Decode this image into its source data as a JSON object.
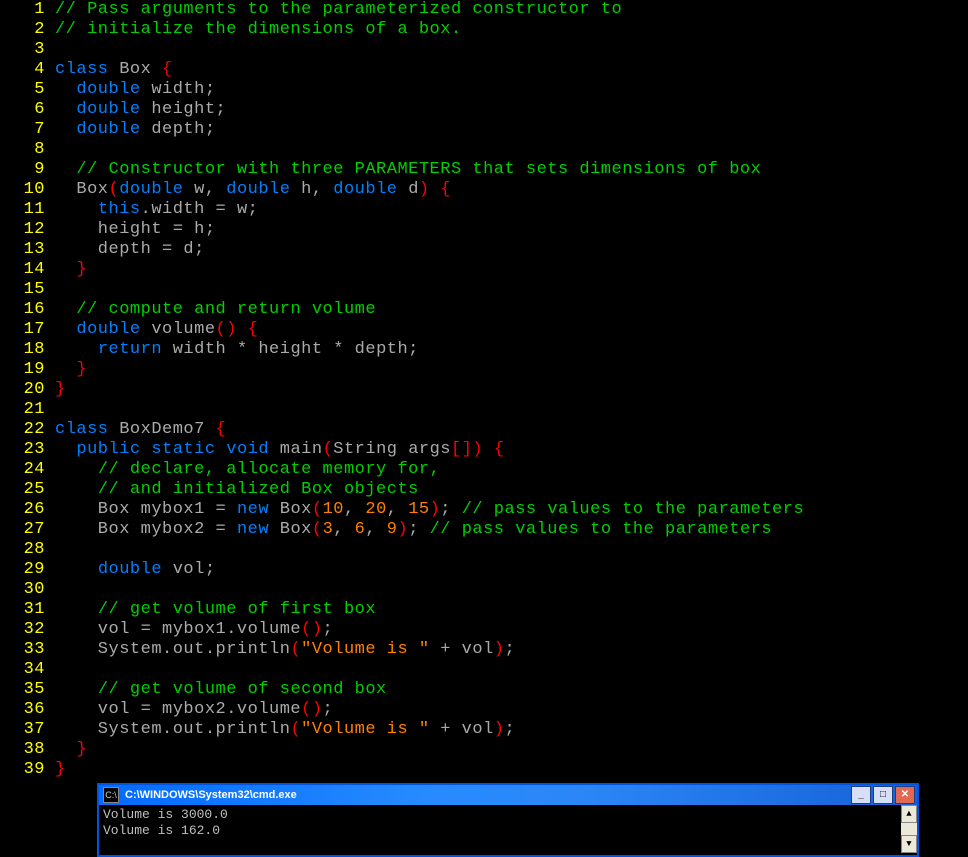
{
  "lines": [
    {
      "n": "1",
      "tokens": [
        {
          "c": "c",
          "t": "// Pass arguments to the parameterized constructor to"
        }
      ]
    },
    {
      "n": "2",
      "tokens": [
        {
          "c": "c",
          "t": "// initialize the dimensions of a box."
        }
      ]
    },
    {
      "n": "3",
      "tokens": []
    },
    {
      "n": "4",
      "tokens": [
        {
          "c": "kw",
          "t": "class"
        },
        {
          "c": "t",
          "t": " Box "
        },
        {
          "c": "br",
          "t": "{"
        }
      ]
    },
    {
      "n": "5",
      "tokens": [
        {
          "c": "t",
          "t": "  "
        },
        {
          "c": "kw",
          "t": "double"
        },
        {
          "c": "t",
          "t": " width;"
        }
      ]
    },
    {
      "n": "6",
      "tokens": [
        {
          "c": "t",
          "t": "  "
        },
        {
          "c": "kw",
          "t": "double"
        },
        {
          "c": "t",
          "t": " height;"
        }
      ]
    },
    {
      "n": "7",
      "tokens": [
        {
          "c": "t",
          "t": "  "
        },
        {
          "c": "kw",
          "t": "double"
        },
        {
          "c": "t",
          "t": " depth;"
        }
      ]
    },
    {
      "n": "8",
      "tokens": []
    },
    {
      "n": "9",
      "tokens": [
        {
          "c": "t",
          "t": "  "
        },
        {
          "c": "c",
          "t": "// Constructor with three PARAMETERS that sets dimensions of box"
        }
      ]
    },
    {
      "n": "10",
      "tokens": [
        {
          "c": "t",
          "t": "  Box"
        },
        {
          "c": "br",
          "t": "("
        },
        {
          "c": "kw",
          "t": "double"
        },
        {
          "c": "t",
          "t": " w, "
        },
        {
          "c": "kw",
          "t": "double"
        },
        {
          "c": "t",
          "t": " h, "
        },
        {
          "c": "kw",
          "t": "double"
        },
        {
          "c": "t",
          "t": " d"
        },
        {
          "c": "br",
          "t": ")"
        },
        {
          "c": "t",
          "t": " "
        },
        {
          "c": "br",
          "t": "{"
        }
      ]
    },
    {
      "n": "11",
      "tokens": [
        {
          "c": "t",
          "t": "    "
        },
        {
          "c": "kw",
          "t": "this"
        },
        {
          "c": "t",
          "t": ".width = w;"
        }
      ]
    },
    {
      "n": "12",
      "tokens": [
        {
          "c": "t",
          "t": "    height = h;"
        }
      ]
    },
    {
      "n": "13",
      "tokens": [
        {
          "c": "t",
          "t": "    depth = d;"
        }
      ]
    },
    {
      "n": "14",
      "tokens": [
        {
          "c": "t",
          "t": "  "
        },
        {
          "c": "br",
          "t": "}"
        }
      ]
    },
    {
      "n": "15",
      "tokens": []
    },
    {
      "n": "16",
      "tokens": [
        {
          "c": "t",
          "t": "  "
        },
        {
          "c": "c",
          "t": "// compute and return volume"
        }
      ]
    },
    {
      "n": "17",
      "tokens": [
        {
          "c": "t",
          "t": "  "
        },
        {
          "c": "kw",
          "t": "double"
        },
        {
          "c": "t",
          "t": " volume"
        },
        {
          "c": "br",
          "t": "()"
        },
        {
          "c": "t",
          "t": " "
        },
        {
          "c": "br",
          "t": "{"
        }
      ]
    },
    {
      "n": "18",
      "tokens": [
        {
          "c": "t",
          "t": "    "
        },
        {
          "c": "kw",
          "t": "return"
        },
        {
          "c": "t",
          "t": " width * height * depth;"
        }
      ]
    },
    {
      "n": "19",
      "tokens": [
        {
          "c": "t",
          "t": "  "
        },
        {
          "c": "br",
          "t": "}"
        }
      ]
    },
    {
      "n": "20",
      "tokens": [
        {
          "c": "br",
          "t": "}"
        }
      ]
    },
    {
      "n": "21",
      "tokens": []
    },
    {
      "n": "22",
      "tokens": [
        {
          "c": "kw",
          "t": "class"
        },
        {
          "c": "t",
          "t": " BoxDemo7 "
        },
        {
          "c": "br",
          "t": "{"
        }
      ]
    },
    {
      "n": "23",
      "tokens": [
        {
          "c": "t",
          "t": "  "
        },
        {
          "c": "kw",
          "t": "public"
        },
        {
          "c": "t",
          "t": " "
        },
        {
          "c": "kw",
          "t": "static"
        },
        {
          "c": "t",
          "t": " "
        },
        {
          "c": "kw",
          "t": "void"
        },
        {
          "c": "t",
          "t": " main"
        },
        {
          "c": "br",
          "t": "("
        },
        {
          "c": "t",
          "t": "String args"
        },
        {
          "c": "br",
          "t": "[])"
        },
        {
          "c": "t",
          "t": " "
        },
        {
          "c": "br",
          "t": "{"
        }
      ]
    },
    {
      "n": "24",
      "tokens": [
        {
          "c": "t",
          "t": "    "
        },
        {
          "c": "c",
          "t": "// declare, allocate memory for,"
        }
      ]
    },
    {
      "n": "25",
      "tokens": [
        {
          "c": "t",
          "t": "    "
        },
        {
          "c": "c",
          "t": "// and initialized Box objects"
        }
      ]
    },
    {
      "n": "26",
      "tokens": [
        {
          "c": "t",
          "t": "    Box mybox1 = "
        },
        {
          "c": "kw",
          "t": "new"
        },
        {
          "c": "t",
          "t": " Box"
        },
        {
          "c": "br",
          "t": "("
        },
        {
          "c": "nu",
          "t": "10"
        },
        {
          "c": "t",
          "t": ", "
        },
        {
          "c": "nu",
          "t": "20"
        },
        {
          "c": "t",
          "t": ", "
        },
        {
          "c": "nu",
          "t": "15"
        },
        {
          "c": "br",
          "t": ")"
        },
        {
          "c": "t",
          "t": "; "
        },
        {
          "c": "c",
          "t": "// pass values to the parameters"
        }
      ]
    },
    {
      "n": "27",
      "tokens": [
        {
          "c": "t",
          "t": "    Box mybox2 = "
        },
        {
          "c": "kw",
          "t": "new"
        },
        {
          "c": "t",
          "t": " Box"
        },
        {
          "c": "br",
          "t": "("
        },
        {
          "c": "nu",
          "t": "3"
        },
        {
          "c": "t",
          "t": ", "
        },
        {
          "c": "nu",
          "t": "6"
        },
        {
          "c": "t",
          "t": ", "
        },
        {
          "c": "nu",
          "t": "9"
        },
        {
          "c": "br",
          "t": ")"
        },
        {
          "c": "t",
          "t": "; "
        },
        {
          "c": "c",
          "t": "// pass values to the parameters"
        }
      ]
    },
    {
      "n": "28",
      "tokens": []
    },
    {
      "n": "29",
      "tokens": [
        {
          "c": "t",
          "t": "    "
        },
        {
          "c": "kw",
          "t": "double"
        },
        {
          "c": "t",
          "t": " vol;"
        }
      ]
    },
    {
      "n": "30",
      "tokens": []
    },
    {
      "n": "31",
      "tokens": [
        {
          "c": "t",
          "t": "    "
        },
        {
          "c": "c",
          "t": "// get volume of first box"
        }
      ]
    },
    {
      "n": "32",
      "tokens": [
        {
          "c": "t",
          "t": "    vol = mybox1.volume"
        },
        {
          "c": "br",
          "t": "()"
        },
        {
          "c": "t",
          "t": ";"
        }
      ]
    },
    {
      "n": "33",
      "tokens": [
        {
          "c": "t",
          "t": "    System.out.println"
        },
        {
          "c": "br",
          "t": "("
        },
        {
          "c": "st",
          "t": "\"Volume is \""
        },
        {
          "c": "t",
          "t": " + vol"
        },
        {
          "c": "br",
          "t": ")"
        },
        {
          "c": "t",
          "t": ";"
        }
      ]
    },
    {
      "n": "34",
      "tokens": []
    },
    {
      "n": "35",
      "tokens": [
        {
          "c": "t",
          "t": "    "
        },
        {
          "c": "c",
          "t": "// get volume of second box"
        }
      ]
    },
    {
      "n": "36",
      "tokens": [
        {
          "c": "t",
          "t": "    vol = mybox2.volume"
        },
        {
          "c": "br",
          "t": "()"
        },
        {
          "c": "t",
          "t": ";"
        }
      ]
    },
    {
      "n": "37",
      "tokens": [
        {
          "c": "t",
          "t": "    System.out.println"
        },
        {
          "c": "br",
          "t": "("
        },
        {
          "c": "st",
          "t": "\"Volume is \""
        },
        {
          "c": "t",
          "t": " + vol"
        },
        {
          "c": "br",
          "t": ")"
        },
        {
          "c": "t",
          "t": ";"
        }
      ]
    },
    {
      "n": "38",
      "tokens": [
        {
          "c": "t",
          "t": "  "
        },
        {
          "c": "br",
          "t": "}"
        }
      ]
    },
    {
      "n": "39",
      "tokens": [
        {
          "c": "br",
          "t": "}"
        }
      ]
    }
  ],
  "cmd": {
    "icon_text": "C:\\",
    "title": "C:\\WINDOWS\\System32\\cmd.exe",
    "output_lines": [
      "Volume is 3000.0",
      "Volume is 162.0"
    ],
    "min_label": "_",
    "max_label": "□",
    "close_label": "✕",
    "scroll_up": "▲",
    "scroll_down": "▼"
  }
}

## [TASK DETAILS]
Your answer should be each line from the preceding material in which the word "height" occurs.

## [RESPONSE TO THIS EXERCISE]
          "t": " height;"
          "t": "    height = h;"
          "t": " width * height * depth;"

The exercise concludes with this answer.